---------- DATA FOR REVIEW

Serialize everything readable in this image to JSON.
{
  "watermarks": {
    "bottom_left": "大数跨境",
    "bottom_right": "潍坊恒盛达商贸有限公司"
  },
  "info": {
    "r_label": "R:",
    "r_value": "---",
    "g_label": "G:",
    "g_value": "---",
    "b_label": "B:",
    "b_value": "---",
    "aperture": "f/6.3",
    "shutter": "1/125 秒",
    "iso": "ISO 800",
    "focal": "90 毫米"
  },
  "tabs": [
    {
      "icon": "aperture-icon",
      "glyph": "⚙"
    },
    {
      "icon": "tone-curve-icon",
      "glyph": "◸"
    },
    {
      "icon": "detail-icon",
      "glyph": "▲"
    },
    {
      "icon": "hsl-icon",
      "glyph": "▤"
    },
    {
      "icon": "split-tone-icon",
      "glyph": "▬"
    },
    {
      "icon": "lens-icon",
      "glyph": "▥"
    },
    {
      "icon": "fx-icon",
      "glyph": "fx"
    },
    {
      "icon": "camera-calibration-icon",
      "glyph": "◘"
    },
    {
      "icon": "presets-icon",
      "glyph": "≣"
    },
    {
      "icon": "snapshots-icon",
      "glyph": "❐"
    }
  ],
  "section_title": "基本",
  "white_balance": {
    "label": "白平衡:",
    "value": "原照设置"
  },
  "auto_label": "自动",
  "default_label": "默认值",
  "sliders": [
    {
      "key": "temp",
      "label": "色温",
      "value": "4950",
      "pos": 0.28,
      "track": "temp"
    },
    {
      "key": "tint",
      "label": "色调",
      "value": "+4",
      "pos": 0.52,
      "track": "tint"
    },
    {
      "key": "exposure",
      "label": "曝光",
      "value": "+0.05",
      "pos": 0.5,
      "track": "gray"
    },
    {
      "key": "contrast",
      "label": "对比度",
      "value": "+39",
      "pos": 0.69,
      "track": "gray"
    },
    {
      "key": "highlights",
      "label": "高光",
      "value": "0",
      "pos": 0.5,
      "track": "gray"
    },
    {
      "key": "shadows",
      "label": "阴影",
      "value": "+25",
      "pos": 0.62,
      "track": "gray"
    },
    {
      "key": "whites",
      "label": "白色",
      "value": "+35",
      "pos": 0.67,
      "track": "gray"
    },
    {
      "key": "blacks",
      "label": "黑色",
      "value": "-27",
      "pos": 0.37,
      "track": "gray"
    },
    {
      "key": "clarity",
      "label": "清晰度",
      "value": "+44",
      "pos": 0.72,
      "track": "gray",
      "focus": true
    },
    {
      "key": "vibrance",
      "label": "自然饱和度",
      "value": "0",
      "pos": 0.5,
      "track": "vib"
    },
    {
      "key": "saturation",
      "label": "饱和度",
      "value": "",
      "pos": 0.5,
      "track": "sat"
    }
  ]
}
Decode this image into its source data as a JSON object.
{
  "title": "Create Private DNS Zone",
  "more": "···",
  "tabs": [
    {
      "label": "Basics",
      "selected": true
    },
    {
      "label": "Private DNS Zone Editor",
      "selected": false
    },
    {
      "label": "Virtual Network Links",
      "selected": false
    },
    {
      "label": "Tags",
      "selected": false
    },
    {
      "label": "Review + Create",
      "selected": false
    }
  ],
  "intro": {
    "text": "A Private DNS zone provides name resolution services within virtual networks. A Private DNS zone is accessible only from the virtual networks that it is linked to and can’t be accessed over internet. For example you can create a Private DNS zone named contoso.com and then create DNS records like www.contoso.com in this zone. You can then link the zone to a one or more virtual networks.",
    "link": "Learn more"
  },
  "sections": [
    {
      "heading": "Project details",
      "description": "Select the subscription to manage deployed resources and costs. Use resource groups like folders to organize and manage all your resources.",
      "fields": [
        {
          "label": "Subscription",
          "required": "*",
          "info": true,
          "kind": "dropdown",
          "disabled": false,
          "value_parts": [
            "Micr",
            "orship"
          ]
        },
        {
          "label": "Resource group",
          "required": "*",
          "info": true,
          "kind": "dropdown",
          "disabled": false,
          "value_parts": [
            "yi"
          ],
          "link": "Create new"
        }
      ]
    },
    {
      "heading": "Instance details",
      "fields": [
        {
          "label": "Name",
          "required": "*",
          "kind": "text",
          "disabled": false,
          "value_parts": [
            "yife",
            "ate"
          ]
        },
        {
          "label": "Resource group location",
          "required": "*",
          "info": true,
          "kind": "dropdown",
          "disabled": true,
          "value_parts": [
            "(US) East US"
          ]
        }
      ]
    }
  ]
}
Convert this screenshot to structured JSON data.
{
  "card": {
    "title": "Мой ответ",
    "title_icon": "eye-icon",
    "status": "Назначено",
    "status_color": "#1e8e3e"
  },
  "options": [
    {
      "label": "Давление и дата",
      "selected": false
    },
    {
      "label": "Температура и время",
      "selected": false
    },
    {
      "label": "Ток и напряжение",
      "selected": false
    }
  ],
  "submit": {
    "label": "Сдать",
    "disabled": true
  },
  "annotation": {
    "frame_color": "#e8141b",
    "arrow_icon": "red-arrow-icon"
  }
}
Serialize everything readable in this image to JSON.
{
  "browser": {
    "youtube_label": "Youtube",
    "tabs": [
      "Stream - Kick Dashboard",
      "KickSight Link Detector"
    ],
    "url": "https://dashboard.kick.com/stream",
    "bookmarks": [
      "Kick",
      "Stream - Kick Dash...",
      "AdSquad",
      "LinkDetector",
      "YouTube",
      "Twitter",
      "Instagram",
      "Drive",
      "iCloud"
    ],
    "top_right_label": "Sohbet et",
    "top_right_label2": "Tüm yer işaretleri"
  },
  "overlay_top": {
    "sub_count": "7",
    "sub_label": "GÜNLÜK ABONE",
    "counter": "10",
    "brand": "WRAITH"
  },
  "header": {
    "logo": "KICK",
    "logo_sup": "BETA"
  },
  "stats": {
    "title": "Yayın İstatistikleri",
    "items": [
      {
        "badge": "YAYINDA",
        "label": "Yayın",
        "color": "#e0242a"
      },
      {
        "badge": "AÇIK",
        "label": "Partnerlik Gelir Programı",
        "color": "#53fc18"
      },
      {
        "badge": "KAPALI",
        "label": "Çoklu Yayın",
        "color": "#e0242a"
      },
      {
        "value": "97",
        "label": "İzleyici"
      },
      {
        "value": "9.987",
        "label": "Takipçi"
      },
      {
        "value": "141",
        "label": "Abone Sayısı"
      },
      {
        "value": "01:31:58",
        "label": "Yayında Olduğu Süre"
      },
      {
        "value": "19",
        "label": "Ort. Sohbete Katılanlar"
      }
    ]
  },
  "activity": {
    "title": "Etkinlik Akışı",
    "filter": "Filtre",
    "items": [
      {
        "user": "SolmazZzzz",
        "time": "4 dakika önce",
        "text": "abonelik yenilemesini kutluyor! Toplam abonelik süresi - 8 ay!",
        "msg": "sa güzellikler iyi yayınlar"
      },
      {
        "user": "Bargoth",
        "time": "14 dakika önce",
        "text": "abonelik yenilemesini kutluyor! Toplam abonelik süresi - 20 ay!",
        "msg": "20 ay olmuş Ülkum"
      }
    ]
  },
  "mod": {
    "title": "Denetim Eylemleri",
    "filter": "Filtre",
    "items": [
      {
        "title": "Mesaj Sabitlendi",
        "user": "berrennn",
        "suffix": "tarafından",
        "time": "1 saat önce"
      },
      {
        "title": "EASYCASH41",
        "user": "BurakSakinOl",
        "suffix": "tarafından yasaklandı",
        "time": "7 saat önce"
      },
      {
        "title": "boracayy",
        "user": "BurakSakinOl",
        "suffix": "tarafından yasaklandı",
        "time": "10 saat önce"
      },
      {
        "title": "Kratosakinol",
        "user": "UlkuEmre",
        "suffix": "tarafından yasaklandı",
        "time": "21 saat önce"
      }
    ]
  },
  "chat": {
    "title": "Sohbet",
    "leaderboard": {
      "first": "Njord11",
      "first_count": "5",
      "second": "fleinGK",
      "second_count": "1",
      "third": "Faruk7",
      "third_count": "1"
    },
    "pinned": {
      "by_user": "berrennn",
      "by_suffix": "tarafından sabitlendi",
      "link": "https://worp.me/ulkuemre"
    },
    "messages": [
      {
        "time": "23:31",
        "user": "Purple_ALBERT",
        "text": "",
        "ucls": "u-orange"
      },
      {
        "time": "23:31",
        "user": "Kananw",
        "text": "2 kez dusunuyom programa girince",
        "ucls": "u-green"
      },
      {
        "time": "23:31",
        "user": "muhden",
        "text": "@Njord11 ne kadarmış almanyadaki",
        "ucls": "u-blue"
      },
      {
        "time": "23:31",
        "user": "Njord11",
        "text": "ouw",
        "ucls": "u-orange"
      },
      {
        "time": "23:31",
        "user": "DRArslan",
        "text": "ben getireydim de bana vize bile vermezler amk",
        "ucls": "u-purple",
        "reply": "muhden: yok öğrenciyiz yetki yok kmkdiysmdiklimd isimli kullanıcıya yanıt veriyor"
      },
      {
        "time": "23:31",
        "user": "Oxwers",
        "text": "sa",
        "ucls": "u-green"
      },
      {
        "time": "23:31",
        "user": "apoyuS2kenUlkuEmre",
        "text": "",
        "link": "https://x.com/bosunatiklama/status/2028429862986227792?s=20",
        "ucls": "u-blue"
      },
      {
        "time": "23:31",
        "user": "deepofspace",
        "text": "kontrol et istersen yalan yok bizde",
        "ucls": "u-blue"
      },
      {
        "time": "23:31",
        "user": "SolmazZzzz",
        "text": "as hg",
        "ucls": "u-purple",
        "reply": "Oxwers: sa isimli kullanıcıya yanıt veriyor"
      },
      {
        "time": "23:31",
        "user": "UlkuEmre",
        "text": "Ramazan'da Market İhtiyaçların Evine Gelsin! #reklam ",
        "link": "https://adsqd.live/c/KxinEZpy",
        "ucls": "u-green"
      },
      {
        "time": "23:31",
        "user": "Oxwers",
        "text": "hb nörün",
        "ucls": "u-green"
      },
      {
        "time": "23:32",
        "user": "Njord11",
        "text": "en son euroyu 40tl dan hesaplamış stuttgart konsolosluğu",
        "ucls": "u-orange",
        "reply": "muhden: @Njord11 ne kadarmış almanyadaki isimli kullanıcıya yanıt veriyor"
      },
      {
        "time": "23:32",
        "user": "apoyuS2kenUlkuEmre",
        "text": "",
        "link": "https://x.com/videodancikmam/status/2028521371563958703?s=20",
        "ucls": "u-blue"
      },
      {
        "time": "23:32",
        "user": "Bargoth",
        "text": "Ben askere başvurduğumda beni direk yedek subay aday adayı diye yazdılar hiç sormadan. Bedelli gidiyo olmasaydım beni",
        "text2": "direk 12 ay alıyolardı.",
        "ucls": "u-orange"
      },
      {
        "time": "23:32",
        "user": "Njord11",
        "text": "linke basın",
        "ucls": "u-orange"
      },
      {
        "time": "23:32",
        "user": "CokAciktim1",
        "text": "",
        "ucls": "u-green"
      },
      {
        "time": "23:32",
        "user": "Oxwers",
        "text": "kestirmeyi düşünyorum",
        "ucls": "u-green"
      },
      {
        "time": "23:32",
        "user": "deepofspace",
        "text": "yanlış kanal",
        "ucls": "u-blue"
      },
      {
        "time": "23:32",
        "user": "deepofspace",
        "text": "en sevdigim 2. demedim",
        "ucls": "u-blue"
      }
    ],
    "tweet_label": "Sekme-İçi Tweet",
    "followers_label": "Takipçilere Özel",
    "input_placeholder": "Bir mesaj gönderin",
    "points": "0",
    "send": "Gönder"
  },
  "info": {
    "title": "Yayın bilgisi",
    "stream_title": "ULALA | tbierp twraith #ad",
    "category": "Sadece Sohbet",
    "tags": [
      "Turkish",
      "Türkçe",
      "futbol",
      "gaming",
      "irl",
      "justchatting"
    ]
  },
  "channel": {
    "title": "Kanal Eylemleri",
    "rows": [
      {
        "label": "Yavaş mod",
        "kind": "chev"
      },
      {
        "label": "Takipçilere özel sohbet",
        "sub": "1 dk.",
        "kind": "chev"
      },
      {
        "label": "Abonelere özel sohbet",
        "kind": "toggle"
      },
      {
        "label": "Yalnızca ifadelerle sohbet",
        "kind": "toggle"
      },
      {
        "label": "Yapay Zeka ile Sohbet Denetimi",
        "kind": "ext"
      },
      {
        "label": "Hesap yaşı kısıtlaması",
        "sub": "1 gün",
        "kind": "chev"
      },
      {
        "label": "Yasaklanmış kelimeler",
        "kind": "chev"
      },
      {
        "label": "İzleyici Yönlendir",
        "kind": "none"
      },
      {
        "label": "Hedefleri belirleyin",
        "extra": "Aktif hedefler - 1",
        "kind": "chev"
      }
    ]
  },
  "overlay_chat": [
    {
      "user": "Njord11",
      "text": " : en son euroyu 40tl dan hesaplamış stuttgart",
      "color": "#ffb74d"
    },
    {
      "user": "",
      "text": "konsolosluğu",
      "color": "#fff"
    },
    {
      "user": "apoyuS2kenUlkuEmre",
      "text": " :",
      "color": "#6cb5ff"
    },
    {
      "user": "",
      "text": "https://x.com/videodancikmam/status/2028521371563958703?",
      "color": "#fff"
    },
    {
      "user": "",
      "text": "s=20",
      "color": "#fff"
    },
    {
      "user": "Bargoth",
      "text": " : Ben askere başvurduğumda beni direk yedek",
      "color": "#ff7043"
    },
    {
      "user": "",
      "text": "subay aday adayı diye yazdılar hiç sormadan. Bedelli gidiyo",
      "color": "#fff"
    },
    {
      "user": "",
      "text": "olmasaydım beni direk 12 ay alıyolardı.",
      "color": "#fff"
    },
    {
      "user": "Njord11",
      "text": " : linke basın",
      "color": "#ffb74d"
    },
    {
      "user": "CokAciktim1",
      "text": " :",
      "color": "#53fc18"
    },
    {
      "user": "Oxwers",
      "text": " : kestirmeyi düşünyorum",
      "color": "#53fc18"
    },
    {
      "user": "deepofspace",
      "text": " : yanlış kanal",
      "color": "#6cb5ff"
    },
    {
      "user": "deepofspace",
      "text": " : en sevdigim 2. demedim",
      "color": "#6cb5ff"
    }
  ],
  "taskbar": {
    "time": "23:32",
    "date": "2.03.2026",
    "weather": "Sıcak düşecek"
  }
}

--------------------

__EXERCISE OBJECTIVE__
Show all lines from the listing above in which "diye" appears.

__FINISHED EXERCISE__
        "text": "Ben askere başvurduğumda beni direk yedek subay aday adayı diye yazdılar hiç sormadan. Bedelli gidiyo olmasaydım beni",
      "text": "subay aday adayı diye yazdılar hiç sormadan. Bedelli gidiyo",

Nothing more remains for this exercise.